Neither has this love and devotion failed them when they arrived in the trenches… Put yourself in their places. If you were standing ankle deep in the mud and wet of the trenches wouldn’t your courage and ambition be restored if you received a cheerful and loving letter from home telling of those unimportant family occurrences, for of which, nevertheless, you yearn? [. . .] Wouldn’t you be urged onward, when, looking at your knitted sweater, helmet, or socks, you know that into those stitches are woven the prayers and best wishes of all American women and girls? [. . .] When our boys come back weary yet victorious they will say, “If it hadn’t been for the support, loyalty, and never-failing love of the girls at home we never could have withstood the conflict and come through so victorious.”
Prof. Allen Speaks on “Birds”
[. . .] Professor Allen then went on to explain how pressing was the need of food at this critical period in our history. . . . As in the other branches of our war program, gardening is hindered by “Kaiser potato bugs, Hun grasshoppers, and German army-worms.”
To counteract this destruction, God Himself has enlisted on the side of the Allies in providing birds to destroy this evil. For this reason, if for no other, we should do all in or power to protect the birds and encourage their presence by providing food for them in the winter and shelters for them in the summer. [. . .]
Civil War Veterans Speak
Exercises in Honor of Memorial Day
[. . .] He then went on to tell of his experiences in the Civil War which began when he enlisted at the age of 16. He was in Grant’s WIlderness campaign and told many humorous as well as tragic incidents of that battle. Mr. LaBarre then spoke of the difference between the characters of the enemy in 1860 and now. The Southerners fought in open battle and as brave men should fight, while the Germans of today attack us while we sleep in the most treacherous and underhanded way possible. [. . .] Comrade Hunt then spoke and told of the fact that there were more than 89,000 boys under 16 years of age in the armies that took part in the Civil War and that there were actually twelve boys in his company under 10 years of age! This is the kind of patriotism that will bring the Kaiser to his knees and make him acknowledge that democracy shall rule the world. He showed some trophies of the Civil War, including a heavy musket and a wicked looking sword.
The regular meeting of the Deutscher Verein [German Club] was held May 1 in room 233. The president has left school on Farm Credit. His resignation was refused, and a leave of absence granted him. . . . The Deutscher Verein is planning to give a very pleasing program in the Assembly Hall, 3rd period, May 15, the main features being the dances of the Allied nations, and harp solo, accompanied by the violin.
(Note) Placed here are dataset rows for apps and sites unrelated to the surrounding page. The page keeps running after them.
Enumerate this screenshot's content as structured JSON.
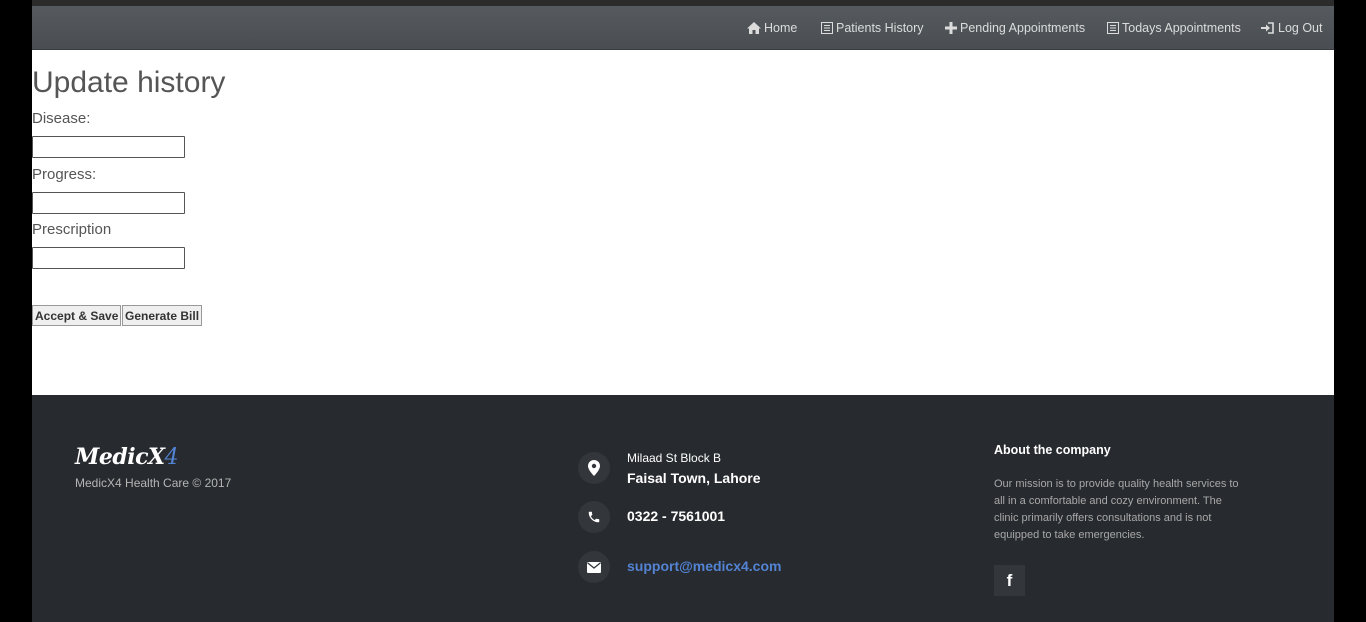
{
  "nav": {
    "home": "Home",
    "patients_history": "Patients History",
    "pending_appointments": "Pending Appointments",
    "todays_appointments": "Todays Appointments",
    "logout": "Log Out"
  },
  "page_title": "Update history",
  "form": {
    "disease_label": "Disease:",
    "disease_value": "",
    "progress_label": "Progress:",
    "progress_value": "",
    "prescription_label": "Prescription",
    "prescription_value": "",
    "accept_save_label": "Accept & Save",
    "generate_bill_label": "Generate Bill"
  },
  "footer": {
    "brand_main": "MedicX",
    "brand_accent": "4",
    "copyright": "MedicX4 Health Care © 2017",
    "address_line1": "Milaad St Block B",
    "address_line2": "Faisal Town, Lahore",
    "phone": "0322 - 7561001",
    "email": "support@medicx4.com",
    "about_title": "About the company",
    "about_text": "Our mission is to provide quality health services to all in a comfortable and cozy environment. The clinic primarily offers consultations and is not equipped to take emergencies.",
    "facebook_glyph": "f"
  },
  "icons": {
    "home": "home-icon",
    "patients_history": "list-icon",
    "pending_appointments": "plus-icon",
    "todays_appointments": "list-icon",
    "logout": "log-in-icon",
    "address": "map-marker-icon",
    "phone": "phone-icon",
    "email": "envelope-icon",
    "facebook": "facebook-icon"
  },
  "colors": {
    "navbar": "#4f5357",
    "footer": "#272a2e",
    "accent": "#5383d3",
    "title_text": "#555555"
  }
}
An advertisement in the June 1918 issue of The Tattler.
1920–30 IHS Basketball team. Image from the March 1930 issue.